The tragic irony of John Lennon’s last song

“It’s been very hard but it’s getting easier now
Hard times are over, over for a while”

Released in November 1980, Double Fantasy was to be John Lennon’s first album after a five year self imposed ‘exile’. He hadn’t released a true solo album since the critical bashing of 1973’s Mind Games. This, he hoped was a return to form, and a new chapter as an older, wiser songwriter. The album was to be a ‘family affair’ with Yoko writing and singing a number of songs.

The preceding five years had been tough on the couple. With their marriage ‘on the rocks’ Yoko had encouraged John to embark on an affair with their assistant May Pang. This 18 month ‘lost weekend’ across ’73 to ’75, saw John split his time between New York and Los Angeles, partying hard with hell raisers including Harry Neilson and Keith Moon.

In early 1975, John and Yoko reconnected, welcoming their son Sean in October of that year. For the next five years, the young family enjoyed a period of domestic bliss, allowing time for John to reflect on his priorities and his past.

For the Double Fantasy sessions, John wrote a number of songs that reflected his state of mind. “Beautiful Boy” was written for his son Sean. “Watching the Wheels” reflected on his time away from the record industry and “Woman” was his love letter to Yoko.

In return she wrote songs from her perspective, including “I’m Moving On” and “Beautiful Boys.”

The final song on the album, was called ‘Hard Times Are Over’. The lyrics, written and sung by Yoko acknowledged the past but pointed to a brighter future.

“It’s been very rough
But it’s getting easier now
Hard times are over
Over for a while”

These words turned out to tragically wrong.

On December 8th 1980, just two weeks after the release of Double Fantasy John was in the studio recording songs for Yoko’s solo project. They had just learnt that Double Fantasy had gone Gold and the couple discussed plans for a follow up album and tour in the Spring.As they both returned to the Dakota building from a successful day at the Record Plant, five shots rang out.

Four of the five hollow point bullets hit John in the back and shoulder puncturing a lung and artery.
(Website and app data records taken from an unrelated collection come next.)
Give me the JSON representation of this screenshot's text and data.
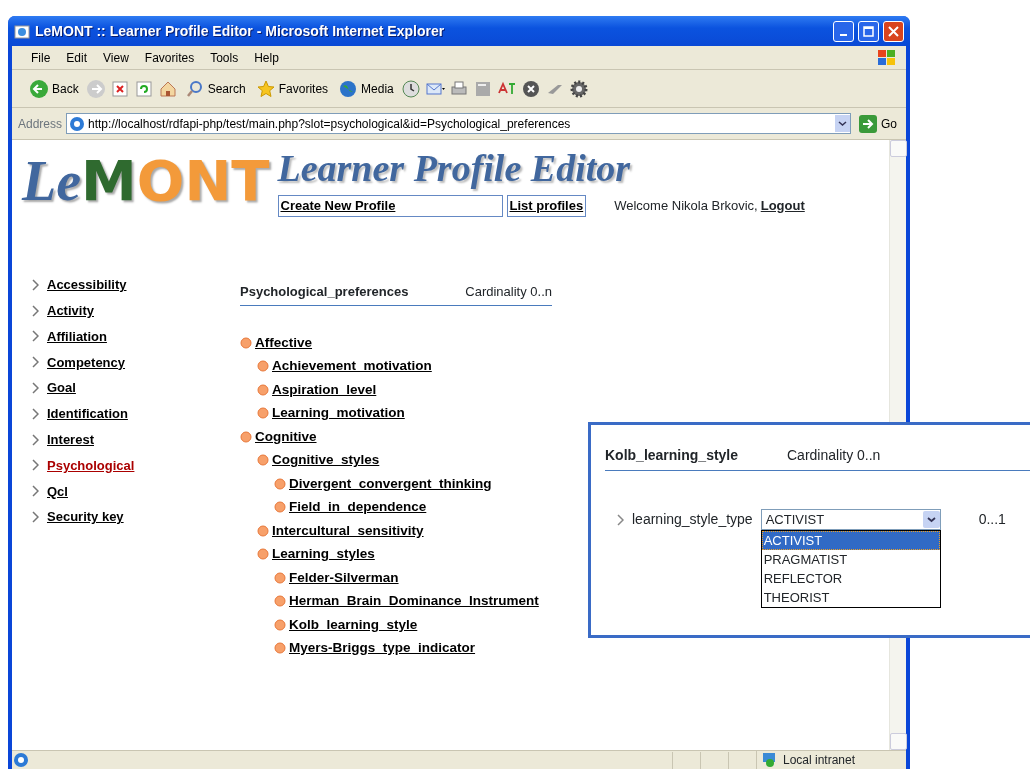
{
  "window": {
    "title": "LeMONT :: Learner Profile Editor - Microsoft Internet Explorer"
  },
  "menu": [
    "File",
    "Edit",
    "View",
    "Favorites",
    "Tools",
    "Help"
  ],
  "toolbar": [
    {
      "kind": "back",
      "label": "Back"
    },
    {
      "kind": "forward"
    },
    {
      "kind": "stop"
    },
    {
      "kind": "refresh"
    },
    {
      "kind": "home"
    },
    {
      "kind": "search",
      "label": "Search"
    },
    {
      "kind": "favorites",
      "label": "Favorites"
    },
    {
      "kind": "media",
      "label": "Media"
    },
    {
      "kind": "history"
    },
    {
      "kind": "mail"
    },
    {
      "kind": "print"
    },
    {
      "kind": "edit"
    },
    {
      "kind": "translate"
    },
    {
      "kind": "messenger"
    },
    {
      "kind": "tool"
    },
    {
      "kind": "gear"
    }
  ],
  "address": {
    "label": "Address",
    "url": "http://localhost/rdfapi-php/test/main.php?slot=psychological&id=Psychological_preferences",
    "go": "Go"
  },
  "header": {
    "logo": "LeMONT",
    "subtitle": "Learner Profile Editor",
    "links": [
      "Create New Profile",
      "List profiles"
    ],
    "welcome": "Welcome Nikola Brkovic,",
    "logout": "Logout"
  },
  "sidebar": {
    "items": [
      {
        "label": "Accessibility",
        "selected": false
      },
      {
        "label": "Activity",
        "selected": false
      },
      {
        "label": "Affiliation",
        "selected": false
      },
      {
        "label": "Competency",
        "selected": false
      },
      {
        "label": "Goal",
        "selected": false
      },
      {
        "label": "Identification",
        "selected": false
      },
      {
        "label": "Interest",
        "selected": false
      },
      {
        "label": "Psychological",
        "selected": true
      },
      {
        "label": "Qcl",
        "selected": false
      },
      {
        "label": "Security key",
        "selected": false
      }
    ]
  },
  "panel": {
    "title": "Psychological_preferences",
    "cardinality": "Cardinality 0..n",
    "tree": [
      {
        "label": "Affective",
        "children": [
          {
            "label": "Achievement_motivation"
          },
          {
            "label": "Aspiration_level"
          },
          {
            "label": "Learning_motivation"
          }
        ]
      },
      {
        "label": "Cognitive",
        "children": [
          {
            "label": "Cognitive_styles",
            "children": [
              {
                "label": "Divergent_convergent_thinking"
              },
              {
                "label": "Field_in_dependence"
              }
            ]
          },
          {
            "label": "Intercultural_sensitivity"
          },
          {
            "label": "Learning_styles",
            "children": [
              {
                "label": "Felder-Silverman"
              },
              {
                "label": "Herman_Brain_Dominance_Instrument"
              },
              {
                "label": "Kolb_learning_style"
              },
              {
                "label": "Myers-Briggs_type_indicator"
              }
            ]
          }
        ]
      }
    ]
  },
  "popup": {
    "title": "Kolb_learning_style",
    "cardinality": "Cardinality 0..n",
    "field": "learning_style_type",
    "value": "ACTIVIST",
    "range": "0...1",
    "options": [
      {
        "label": "ACTIVIST",
        "selected": true
      },
      {
        "label": "PRAGMATIST",
        "selected": false
      },
      {
        "label": "REFLECTOR",
        "selected": false
      },
      {
        "label": "THEORIST",
        "selected": false
      }
    ]
  },
  "status_bar": {
    "zone": "Local intranet"
  }
}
He died in a police cruiser as it raced towards the Roosevelt Hospital.

Their dream of an easier future together was shattered. Hard Times were over.